▶ **EXERCISE OBJECTIVE**:
Here are some entries; quote each one exactly.

Component data from apps and pages
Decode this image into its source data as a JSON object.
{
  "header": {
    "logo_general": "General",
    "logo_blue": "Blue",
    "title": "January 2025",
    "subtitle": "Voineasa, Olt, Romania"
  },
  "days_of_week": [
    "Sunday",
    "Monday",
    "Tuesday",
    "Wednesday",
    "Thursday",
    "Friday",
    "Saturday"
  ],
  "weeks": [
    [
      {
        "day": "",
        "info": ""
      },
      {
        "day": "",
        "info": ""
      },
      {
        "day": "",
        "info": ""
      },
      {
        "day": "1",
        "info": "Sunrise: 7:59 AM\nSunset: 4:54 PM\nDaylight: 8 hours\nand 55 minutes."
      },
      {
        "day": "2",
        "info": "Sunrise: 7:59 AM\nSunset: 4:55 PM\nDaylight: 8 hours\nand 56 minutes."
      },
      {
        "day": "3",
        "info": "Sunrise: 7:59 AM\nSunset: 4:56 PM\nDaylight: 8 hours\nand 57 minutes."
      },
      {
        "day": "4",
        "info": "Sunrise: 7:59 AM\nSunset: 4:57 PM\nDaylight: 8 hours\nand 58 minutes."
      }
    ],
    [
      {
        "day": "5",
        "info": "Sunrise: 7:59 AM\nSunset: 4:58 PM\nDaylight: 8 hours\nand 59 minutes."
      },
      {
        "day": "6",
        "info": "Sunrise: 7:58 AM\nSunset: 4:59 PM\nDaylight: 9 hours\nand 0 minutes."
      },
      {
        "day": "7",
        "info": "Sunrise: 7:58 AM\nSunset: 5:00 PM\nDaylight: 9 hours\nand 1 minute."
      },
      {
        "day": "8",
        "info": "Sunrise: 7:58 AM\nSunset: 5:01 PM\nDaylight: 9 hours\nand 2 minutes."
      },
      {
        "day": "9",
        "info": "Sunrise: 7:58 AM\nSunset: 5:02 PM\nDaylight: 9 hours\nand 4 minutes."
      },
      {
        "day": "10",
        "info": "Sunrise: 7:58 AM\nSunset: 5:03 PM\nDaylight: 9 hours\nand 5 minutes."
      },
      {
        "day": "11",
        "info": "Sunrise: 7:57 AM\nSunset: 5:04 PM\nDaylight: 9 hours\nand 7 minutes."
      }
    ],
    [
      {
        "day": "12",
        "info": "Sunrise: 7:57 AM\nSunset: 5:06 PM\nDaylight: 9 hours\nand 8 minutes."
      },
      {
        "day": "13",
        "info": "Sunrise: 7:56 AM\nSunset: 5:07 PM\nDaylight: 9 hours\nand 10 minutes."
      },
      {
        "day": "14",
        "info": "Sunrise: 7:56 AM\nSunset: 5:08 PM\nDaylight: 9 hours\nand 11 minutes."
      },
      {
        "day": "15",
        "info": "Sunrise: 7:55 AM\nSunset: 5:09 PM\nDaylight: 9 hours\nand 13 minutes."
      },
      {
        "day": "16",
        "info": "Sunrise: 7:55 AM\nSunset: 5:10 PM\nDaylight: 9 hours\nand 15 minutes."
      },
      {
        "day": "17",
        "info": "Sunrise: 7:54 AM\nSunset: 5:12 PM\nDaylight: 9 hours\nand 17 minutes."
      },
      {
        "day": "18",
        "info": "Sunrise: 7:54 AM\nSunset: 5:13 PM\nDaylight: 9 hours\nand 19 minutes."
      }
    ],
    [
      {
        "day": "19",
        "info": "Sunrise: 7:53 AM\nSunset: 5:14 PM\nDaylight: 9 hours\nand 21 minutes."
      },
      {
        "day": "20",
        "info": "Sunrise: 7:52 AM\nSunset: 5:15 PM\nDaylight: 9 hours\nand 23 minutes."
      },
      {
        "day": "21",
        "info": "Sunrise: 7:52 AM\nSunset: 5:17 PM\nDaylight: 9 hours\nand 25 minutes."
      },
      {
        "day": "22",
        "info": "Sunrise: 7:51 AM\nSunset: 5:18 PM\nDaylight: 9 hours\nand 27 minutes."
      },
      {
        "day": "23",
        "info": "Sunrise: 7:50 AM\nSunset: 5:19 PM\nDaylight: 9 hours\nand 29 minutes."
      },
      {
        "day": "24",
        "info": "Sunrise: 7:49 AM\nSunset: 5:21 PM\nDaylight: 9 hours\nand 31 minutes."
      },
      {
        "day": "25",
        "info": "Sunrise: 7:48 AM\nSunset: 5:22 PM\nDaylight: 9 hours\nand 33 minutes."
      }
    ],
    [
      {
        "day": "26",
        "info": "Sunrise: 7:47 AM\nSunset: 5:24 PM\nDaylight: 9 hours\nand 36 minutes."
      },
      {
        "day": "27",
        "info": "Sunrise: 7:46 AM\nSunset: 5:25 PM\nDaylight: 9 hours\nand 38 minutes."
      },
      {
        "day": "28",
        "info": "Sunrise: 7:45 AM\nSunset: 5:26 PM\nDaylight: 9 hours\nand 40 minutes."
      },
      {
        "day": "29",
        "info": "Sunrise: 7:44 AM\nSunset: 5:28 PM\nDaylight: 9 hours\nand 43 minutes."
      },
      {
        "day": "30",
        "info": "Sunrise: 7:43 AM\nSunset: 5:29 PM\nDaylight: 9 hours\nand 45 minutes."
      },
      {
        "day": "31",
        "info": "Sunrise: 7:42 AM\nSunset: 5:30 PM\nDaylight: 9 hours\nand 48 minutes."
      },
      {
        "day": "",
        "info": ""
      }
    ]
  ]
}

▶ **ANSWER BELOW**:
Decode this image into its source data as a JSON object.
{
  "header": {
    "logo_general": "General",
    "logo_blue": "Blue",
    "title": "January 2025",
    "subtitle": "Voineasa, Olt, Romania"
  },
  "days_of_week": [
    "Sunday",
    "Monday",
    "Tuesday",
    "Wednesday",
    "Thursday",
    "Friday",
    "Saturday"
  ],
  "weeks": [
    [
      {
        "day": "",
        "info": ""
      },
      {
        "day": "",
        "info": ""
      },
      {
        "day": "",
        "info": ""
      },
      {
        "day": "1",
        "info": "Sunrise: 7:59 AM\nSunset: 4:54 PM\nDaylight: 8 hours\nand 55 minutes."
      },
      {
        "day": "2",
        "info": "Sunrise: 7:59 AM\nSunset: 4:55 PM\nDaylight: 8 hours\nand 56 minutes."
      },
      {
        "day": "3",
        "info": "Sunrise: 7:59 AM\nSunset: 4:56 PM\nDaylight: 8 hours\nand 57 minutes."
      },
      {
        "day": "4",
        "info": "Sunrise: 7:59 AM\nSunset: 4:57 PM\nDaylight: 8 hours\nand 58 minutes."
      }
    ],
    [
      {
        "day": "5",
        "info": "Sunrise: 7:59 AM\nSunset: 4:58 PM\nDaylight: 8 hours\nand 59 minutes."
      },
      {
        "day": "6",
        "info": "Sunrise: 7:58 AM\nSunset: 4:59 PM\nDaylight: 9 hours\nand 0 minutes."
      },
      {
        "day": "7",
        "info": "Sunrise: 7:58 AM\nSunset: 5:00 PM\nDaylight: 9 hours\nand 1 minute."
      },
      {
        "day": "8",
        "info": "Sunrise: 7:58 AM\nSunset: 5:01 PM\nDaylight: 9 hours\nand 2 minutes."
      },
      {
        "day": "9",
        "info": "Sunrise: 7:58 AM\nSunset: 5:02 PM\nDaylight: 9 hours\nand 4 minutes."
      },
      {
        "day": "10",
        "info": "Sunrise: 7:58 AM\nSunset: 5:03 PM\nDaylight: 9 hours\nand 5 minutes."
      },
      {
        "day": "11",
        "info": "Sunrise: 7:57 AM\nSunset: 5:04 PM\nDaylight: 9 hours\nand 7 minutes."
      }
    ],
    [
      {
        "day": "12",
        "info": "Sunrise: 7:57 AM\nSunset: 5:06 PM\nDaylight: 9 hours\nand 8 minutes."
      },
      {
        "day": "13",
        "info": "Sunrise: 7:56 AM\nSunset: 5:07 PM\nDaylight: 9 hours\nand 10 minutes."
      },
      {
        "day": "14",
        "info": "Sunrise: 7:56 AM\nSunset: 5:08 PM\nDaylight: 9 hours\nand 11 minutes."
      },
      {
        "day": "15",
        "info": "Sunrise: 7:55 AM\nSunset: 5:09 PM\nDaylight: 9 hours\nand 13 minutes."
      },
      {
        "day": "16",
        "info": "Sunrise: 7:55 AM\nSunset: 5:10 PM\nDaylight: 9 hours\nand 15 minutes."
      },
      {
        "day": "17",
        "info": "Sunrise: 7:54 AM\nSunset: 5:12 PM\nDaylight: 9 hours\nand 17 minutes."
      },
      {
        "day": "18",
        "info": "Sunrise: 7:54 AM\nSunset: 5:13 PM\nDaylight: 9 hours\nand 19 minutes."
      }
    ],
    [
      {
        "day": "19",
        "info": "Sunrise: 7:53 AM\nSunset: 5:14 PM\nDaylight: 9 hours\nand 21 minutes."
      },
      {
        "day": "20",
        "info": "Sunrise: 7:52 AM\nSunset: 5:15 PM\nDaylight: 9 hours\nand 23 minutes."
      },
      {
        "day": "21",
        "info": "Sunrise: 7:52 AM\nSunset: 5:17 PM\nDaylight: 9 hours\nand 25 minutes."
      },
      {
        "day": "22",
        "info": "Sunrise: 7:51 AM\nSunset: 5:18 PM\nDaylight: 9 hours\nand 27 minutes."
      },
      {
        "day": "23",
        "info": "Sunrise: 7:50 AM\nSunset: 5:19 PM\nDaylight: 9 hours\nand 29 minutes."
      },
      {
        "day": "24",
        "info": "Sunrise: 7:49 AM\nSunset: 5:21 PM\nDaylight: 9 hours\nand 31 minutes."
      },
      {
        "day": "25",
        "info": "Sunrise: 7:48 AM\nSunset: 5:22 PM\nDaylight: 9 hours\nand 33 minutes."
      }
    ],
    [
      {
        "day": "26",
        "info": "Sunrise: 7:47 AM\nSunset: 5:24 PM\nDaylight: 9 hours\nand 36 minutes."
      },
      {
        "day": "27",
        "info": "Sunrise: 7:46 AM\nSunset: 5:25 PM\nDaylight: 9 hours\nand 38 minutes."
      },
      {
        "day": "28",
        "info": "Sunrise: 7:45 AM\nSunset: 5:26 PM\nDaylight: 9 hours\nand 40 minutes."
      },
      {
        "day": "29",
        "info": "Sunrise: 7:44 AM\nSunset: 5:28 PM\nDaylight: 9 hours\nand 43 minutes."
      },
      {
        "day": "30",
        "info": "Sunrise: 7:43 AM\nSunset: 5:29 PM\nDaylight: 9 hours\nand 45 minutes."
      },
      {
        "day": "31",
        "info": "Sunrise: 7:42 AM\nSunset: 5:30 PM\nDaylight: 9 hours\nand 48 minutes."
      },
      {
        "day": "",
        "info": ""
      }
    ]
  ]
}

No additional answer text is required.